The danger of current US policy towards Chinese steel is that damaging tariffs will be imposed. Many observers describe such a policy as the nuclear option because the ability of other countries to impose harmful tariffs on US goods will be just as strong. Troublingly, tariffs would do little to solve the actual problem of dumping on the international market. A policy with many similarities was attempted in 2002 but resulted in a public climb down by the then President Bush after severe job losses were incurred. Tariffs are not likely to produce the result some inside the White House believe will happen.

For the United States to make good progress on the problem of Chinese steel, the President must make concessions in other areas of the economy. Beijing has long been frustrated by the ban on sales of advanced technology to China. Slackening rules here would help the mood in China and make imposing changes on the steel industry much more politically palatable. A retreat in some areas of policy will at least prove the US is serious about avoiding tariffs. This is important because the best means to solve the US trade deficit is through increasing exports rather than closing markets to foreign competition.

An international approach is much more likely to succeed than the current policy alongside threats of tariffs. Much support around the world exists for concerted action against the Chinese steel industry, and the US is less likely to succeed by going it alone. Governments all over the developed world are under heaping pressure to do something about the problem. The US is in the position to unite them and become the de facto leader of a group of nations opposed to Chinese policy. Without that, Beijing will likely always be in a position of strength. Imposing tariffs, therefore, does not stand out as a suitable policy.

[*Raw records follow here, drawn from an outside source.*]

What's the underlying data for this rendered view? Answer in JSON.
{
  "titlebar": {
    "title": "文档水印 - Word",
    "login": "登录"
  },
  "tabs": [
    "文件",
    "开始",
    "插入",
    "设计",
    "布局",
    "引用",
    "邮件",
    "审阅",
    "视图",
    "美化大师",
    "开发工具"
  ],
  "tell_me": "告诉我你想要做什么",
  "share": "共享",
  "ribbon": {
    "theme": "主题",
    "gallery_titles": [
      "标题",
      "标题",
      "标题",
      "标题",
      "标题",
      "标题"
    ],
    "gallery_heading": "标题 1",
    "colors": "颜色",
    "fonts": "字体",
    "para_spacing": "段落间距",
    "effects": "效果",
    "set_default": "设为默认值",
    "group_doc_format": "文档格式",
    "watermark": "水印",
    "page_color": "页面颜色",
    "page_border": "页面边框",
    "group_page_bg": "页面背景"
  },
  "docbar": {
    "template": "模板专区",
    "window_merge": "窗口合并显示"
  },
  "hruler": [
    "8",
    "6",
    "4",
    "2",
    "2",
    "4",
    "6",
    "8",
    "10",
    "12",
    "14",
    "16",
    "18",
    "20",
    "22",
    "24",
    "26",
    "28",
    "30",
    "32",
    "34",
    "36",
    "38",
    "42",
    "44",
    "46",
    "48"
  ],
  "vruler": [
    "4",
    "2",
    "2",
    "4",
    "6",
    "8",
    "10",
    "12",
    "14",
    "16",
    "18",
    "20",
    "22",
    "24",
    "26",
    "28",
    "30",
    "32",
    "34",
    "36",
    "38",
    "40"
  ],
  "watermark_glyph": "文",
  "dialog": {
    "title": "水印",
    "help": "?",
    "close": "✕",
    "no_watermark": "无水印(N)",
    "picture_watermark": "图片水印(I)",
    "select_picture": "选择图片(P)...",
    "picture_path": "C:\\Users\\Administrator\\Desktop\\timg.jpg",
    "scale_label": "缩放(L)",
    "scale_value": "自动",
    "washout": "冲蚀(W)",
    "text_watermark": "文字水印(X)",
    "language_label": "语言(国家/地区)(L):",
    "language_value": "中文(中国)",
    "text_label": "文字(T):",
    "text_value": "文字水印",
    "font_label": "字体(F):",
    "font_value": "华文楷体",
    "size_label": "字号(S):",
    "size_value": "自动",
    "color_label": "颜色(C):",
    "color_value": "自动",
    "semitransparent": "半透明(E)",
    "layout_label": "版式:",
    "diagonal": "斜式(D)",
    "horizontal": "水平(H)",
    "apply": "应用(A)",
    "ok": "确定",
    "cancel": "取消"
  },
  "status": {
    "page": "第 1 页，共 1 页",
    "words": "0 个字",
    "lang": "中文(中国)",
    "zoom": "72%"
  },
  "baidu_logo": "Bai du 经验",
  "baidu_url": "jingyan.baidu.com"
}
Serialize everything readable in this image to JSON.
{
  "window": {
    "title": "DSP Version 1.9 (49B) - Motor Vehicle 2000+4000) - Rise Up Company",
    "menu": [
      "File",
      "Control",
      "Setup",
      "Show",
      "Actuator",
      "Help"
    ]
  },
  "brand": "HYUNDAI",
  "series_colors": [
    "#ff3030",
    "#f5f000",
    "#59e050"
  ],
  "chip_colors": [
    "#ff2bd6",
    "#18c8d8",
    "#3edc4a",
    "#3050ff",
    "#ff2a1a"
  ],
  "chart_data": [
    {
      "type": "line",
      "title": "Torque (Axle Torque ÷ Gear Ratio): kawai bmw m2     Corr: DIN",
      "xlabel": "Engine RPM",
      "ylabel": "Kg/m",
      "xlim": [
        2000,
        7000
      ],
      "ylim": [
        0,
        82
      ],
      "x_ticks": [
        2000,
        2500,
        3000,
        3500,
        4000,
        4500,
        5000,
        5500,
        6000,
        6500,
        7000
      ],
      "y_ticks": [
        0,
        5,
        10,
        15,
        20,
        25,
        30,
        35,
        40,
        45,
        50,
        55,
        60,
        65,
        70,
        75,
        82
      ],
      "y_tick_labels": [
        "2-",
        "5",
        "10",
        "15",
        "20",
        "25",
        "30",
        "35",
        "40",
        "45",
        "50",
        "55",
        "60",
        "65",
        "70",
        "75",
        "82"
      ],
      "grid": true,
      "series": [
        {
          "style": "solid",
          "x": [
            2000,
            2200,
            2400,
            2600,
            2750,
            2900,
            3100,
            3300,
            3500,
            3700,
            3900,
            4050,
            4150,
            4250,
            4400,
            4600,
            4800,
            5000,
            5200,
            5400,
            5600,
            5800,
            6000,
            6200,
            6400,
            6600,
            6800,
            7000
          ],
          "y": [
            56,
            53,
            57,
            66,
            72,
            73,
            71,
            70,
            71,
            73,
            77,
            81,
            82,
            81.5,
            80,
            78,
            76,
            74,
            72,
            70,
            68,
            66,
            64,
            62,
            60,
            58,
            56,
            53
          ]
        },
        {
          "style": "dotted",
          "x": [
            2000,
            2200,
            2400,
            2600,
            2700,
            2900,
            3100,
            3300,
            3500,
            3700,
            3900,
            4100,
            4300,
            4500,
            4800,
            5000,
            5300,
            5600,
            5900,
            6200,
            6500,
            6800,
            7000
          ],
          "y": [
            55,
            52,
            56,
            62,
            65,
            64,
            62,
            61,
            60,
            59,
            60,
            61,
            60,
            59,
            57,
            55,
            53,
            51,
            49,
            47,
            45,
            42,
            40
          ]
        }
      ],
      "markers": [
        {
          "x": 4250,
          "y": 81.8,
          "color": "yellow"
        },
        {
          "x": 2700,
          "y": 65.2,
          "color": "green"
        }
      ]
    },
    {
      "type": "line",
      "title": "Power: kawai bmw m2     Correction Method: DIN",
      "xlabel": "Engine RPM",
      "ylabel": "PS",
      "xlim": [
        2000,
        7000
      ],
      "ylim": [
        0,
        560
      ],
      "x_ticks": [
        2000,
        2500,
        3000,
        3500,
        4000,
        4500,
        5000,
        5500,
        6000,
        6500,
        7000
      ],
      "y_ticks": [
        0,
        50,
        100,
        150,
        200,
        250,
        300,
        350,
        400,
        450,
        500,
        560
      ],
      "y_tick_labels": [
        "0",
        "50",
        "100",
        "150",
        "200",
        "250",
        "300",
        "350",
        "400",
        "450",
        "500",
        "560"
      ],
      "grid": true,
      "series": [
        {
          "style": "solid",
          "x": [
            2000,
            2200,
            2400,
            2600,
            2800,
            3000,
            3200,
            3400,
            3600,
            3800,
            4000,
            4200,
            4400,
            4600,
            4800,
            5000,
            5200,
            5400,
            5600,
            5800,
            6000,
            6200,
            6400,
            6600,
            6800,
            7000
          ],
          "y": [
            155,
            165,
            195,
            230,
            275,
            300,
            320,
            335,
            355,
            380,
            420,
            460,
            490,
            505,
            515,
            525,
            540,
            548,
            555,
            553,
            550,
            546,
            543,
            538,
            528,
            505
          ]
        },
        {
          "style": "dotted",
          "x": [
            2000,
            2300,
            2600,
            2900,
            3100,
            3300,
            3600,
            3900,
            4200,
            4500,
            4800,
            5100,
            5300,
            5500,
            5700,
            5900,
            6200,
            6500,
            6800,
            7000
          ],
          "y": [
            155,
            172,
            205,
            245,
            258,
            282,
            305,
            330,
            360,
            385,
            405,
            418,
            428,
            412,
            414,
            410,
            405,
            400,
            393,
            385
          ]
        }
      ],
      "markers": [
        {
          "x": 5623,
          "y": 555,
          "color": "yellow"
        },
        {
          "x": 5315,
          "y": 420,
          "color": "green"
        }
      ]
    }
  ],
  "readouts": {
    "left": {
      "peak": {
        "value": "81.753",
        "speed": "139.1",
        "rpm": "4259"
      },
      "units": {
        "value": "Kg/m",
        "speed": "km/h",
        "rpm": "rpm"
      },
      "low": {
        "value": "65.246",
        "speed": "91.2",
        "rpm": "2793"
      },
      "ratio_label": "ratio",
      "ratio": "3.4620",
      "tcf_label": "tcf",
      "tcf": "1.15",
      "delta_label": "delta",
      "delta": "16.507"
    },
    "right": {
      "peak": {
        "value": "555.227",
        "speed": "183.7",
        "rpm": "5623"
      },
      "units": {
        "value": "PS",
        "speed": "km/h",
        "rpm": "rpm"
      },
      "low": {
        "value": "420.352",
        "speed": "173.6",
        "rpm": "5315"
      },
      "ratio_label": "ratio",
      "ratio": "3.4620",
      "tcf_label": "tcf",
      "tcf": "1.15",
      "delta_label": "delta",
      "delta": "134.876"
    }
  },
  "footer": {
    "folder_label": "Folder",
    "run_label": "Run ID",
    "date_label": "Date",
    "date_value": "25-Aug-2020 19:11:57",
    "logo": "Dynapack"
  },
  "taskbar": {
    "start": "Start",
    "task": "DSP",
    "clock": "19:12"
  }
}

Historically, those economies which have been subject to protectionist measures fail to innovate. If the US steel industry was granted a greater degree of protection than it enjoys at present, there is a very real danger that innovation will fail to be the priority it should be. New developments in steel manufacturing are greatly reducing the energy requirements and improving quality. Failing to embrace innovation because the competition has been reduced will ensure the US falls behind; something which is unacceptable in what is a very difficult industry.